SAS CRJ9 Diverts To Malmo Following Reports Of Smoke In Cabin


A SAS (Scandinavian Airlines) CRJ9 has had to divert in an emergency landing to Malmo after reports of smoke flooding the cabin, as reported by The Aviation Herald.

A SAS branded CRJ900. Photo: Aero Pixels via Wikimedia

What are the details?

SAS flight SK-2761 was en route on its regular schedule from Copenhagen, Denmark to Warsaw, Poland when after takeoff cabin crew reported smoke in the cabin.

The Bombardier CRJ-900LR, carrying 59 passengers and four crew, was turned around and landed in the nearby airport of Malmo, Sweden approx 15 minutes later. All up, the aircraft only flew for just under an hour.

Flight radar
The route of the flight. Photo: Flightrada24

All passengers and crew were evacuated on the runway, but emergency crews failed to find any traces of heat or fire on board the aircraft. Passengers were bussed to the terminal and then given alternative transport arrangements.

What caused the smoke?

According to initial reports from passengers, the crew believes that “a recirculation fan might have seized, causing the smoke.”.

“The aircraft on its way from Copenhagen to Warsaw chose to turn in the air and make a landing at the nearest airport due to smoke odor on the flight deck. The landing was quiet and the passengers did not feel the smell. Passengers were taken care of and received ground transport to Copenhagen where they stayed at hotels overnight before moving on to Warsaw on Friday morning” – Camilla Runberg at SAS press duty to Simple Flying.



A CRJ900 in SAS livery. Photo: SAS

This story seems to be similar to another ‘smoke-in-the-cabin’ event which occurred a few days ago in Hawaii. Both this aircraft and the A321neo from the other incident had smoke in the cabin that was systematic of fire nor would have affected the flight (apart from the discomfort of having a cabin full of smoke!).

The aircraft was checked over thoroughly by maintenance crews on the ground and then was returned to service approx 17 hours later. This aircraft in question is actually owned and operated under license by CityJet, a wet-leasing airline that operates services on behalf of Aer Lingus, Air France, and Scandinavian Airlines.

Who is Cityjet

Cityjet operates a fleet of 38 aircraft, with 28 Bombardier CRJ-900LRs and 10 Avro RJ85. The entire fleet of Bombardier aircraft are leased exclusively to SAS and are operated by Cityjet crew in SAS uniforms.

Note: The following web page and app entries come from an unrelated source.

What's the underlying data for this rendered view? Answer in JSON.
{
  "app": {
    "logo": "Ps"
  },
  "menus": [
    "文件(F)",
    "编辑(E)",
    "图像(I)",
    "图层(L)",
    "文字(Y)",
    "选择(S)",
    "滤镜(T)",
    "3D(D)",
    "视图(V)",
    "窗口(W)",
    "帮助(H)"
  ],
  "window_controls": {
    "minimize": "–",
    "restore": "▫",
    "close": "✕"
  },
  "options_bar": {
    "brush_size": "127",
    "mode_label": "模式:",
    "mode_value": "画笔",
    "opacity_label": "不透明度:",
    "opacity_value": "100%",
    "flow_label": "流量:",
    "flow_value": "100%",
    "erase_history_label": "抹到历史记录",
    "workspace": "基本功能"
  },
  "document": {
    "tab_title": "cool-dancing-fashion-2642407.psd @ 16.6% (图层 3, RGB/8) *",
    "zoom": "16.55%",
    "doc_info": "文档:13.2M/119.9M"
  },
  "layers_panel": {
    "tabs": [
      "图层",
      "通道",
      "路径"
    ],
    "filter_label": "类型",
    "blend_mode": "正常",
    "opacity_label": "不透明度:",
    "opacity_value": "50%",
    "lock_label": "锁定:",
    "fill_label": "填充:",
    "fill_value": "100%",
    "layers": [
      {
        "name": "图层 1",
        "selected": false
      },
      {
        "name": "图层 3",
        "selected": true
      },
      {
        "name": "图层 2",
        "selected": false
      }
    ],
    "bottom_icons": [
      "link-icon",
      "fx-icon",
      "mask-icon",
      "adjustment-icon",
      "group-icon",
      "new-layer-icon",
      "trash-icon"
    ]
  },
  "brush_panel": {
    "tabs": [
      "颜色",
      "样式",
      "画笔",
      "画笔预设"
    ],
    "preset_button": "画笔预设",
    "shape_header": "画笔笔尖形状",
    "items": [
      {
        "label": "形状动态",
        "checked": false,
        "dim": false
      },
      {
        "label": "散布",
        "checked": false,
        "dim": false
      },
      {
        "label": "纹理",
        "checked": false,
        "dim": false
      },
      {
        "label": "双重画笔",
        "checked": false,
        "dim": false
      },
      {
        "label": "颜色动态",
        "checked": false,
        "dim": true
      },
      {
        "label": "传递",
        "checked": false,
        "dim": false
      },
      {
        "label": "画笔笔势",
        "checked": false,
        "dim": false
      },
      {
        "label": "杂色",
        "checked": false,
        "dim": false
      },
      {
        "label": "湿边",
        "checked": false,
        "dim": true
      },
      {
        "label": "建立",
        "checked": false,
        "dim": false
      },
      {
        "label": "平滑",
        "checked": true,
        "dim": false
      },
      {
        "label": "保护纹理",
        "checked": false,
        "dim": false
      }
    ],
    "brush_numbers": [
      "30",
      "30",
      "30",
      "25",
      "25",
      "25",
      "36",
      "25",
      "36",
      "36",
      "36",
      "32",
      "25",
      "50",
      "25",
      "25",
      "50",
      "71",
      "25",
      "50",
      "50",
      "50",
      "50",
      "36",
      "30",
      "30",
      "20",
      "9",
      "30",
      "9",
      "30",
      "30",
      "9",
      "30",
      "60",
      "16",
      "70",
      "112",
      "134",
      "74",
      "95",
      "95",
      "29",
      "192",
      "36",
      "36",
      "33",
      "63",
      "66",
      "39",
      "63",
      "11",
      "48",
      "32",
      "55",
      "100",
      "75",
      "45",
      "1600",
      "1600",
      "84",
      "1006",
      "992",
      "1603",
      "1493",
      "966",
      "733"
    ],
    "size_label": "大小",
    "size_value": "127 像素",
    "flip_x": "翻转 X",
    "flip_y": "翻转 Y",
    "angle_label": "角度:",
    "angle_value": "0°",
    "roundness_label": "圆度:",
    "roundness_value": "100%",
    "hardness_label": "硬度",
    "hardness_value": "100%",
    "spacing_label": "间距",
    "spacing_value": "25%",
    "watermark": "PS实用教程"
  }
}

SAS actually wet-leases 43 aircraft from various firms for their regional routes, a list of aircraft which includes nine Airbus A320neos, nine ATR 72-600s and 28 Bombardier CRJ-900LRs.

With SAS’s plans to overhaul their fleet and make it exclusively Airbus over the next few years (they recently put in an order for 50 Airbus A320neos) it is unknown what future CityJet will have with the airline.

SAS plans to retire their aging 737 fleet by the end of the year. Photo: Tom Boon – Simple Flying

The Bombardier CRJ-900LR is actually a stretched version of the CRJ-700 and can carry 76-90 passengers to a range of 1,553 NM / 2,876 km. This makes the aircraft perfect for regional routes, or point to point low capacity routes such as demark to warsaw that might not be suitable for a bigger Airbus or Boeing aircraft. Additional benefits are the fact that the aircraft is much cheaper than a bigger Airbus A318 and easier to make profitable on smaller routes.

What do you think about this situation? Did the cabin crew make the right call? Let us know in the comments..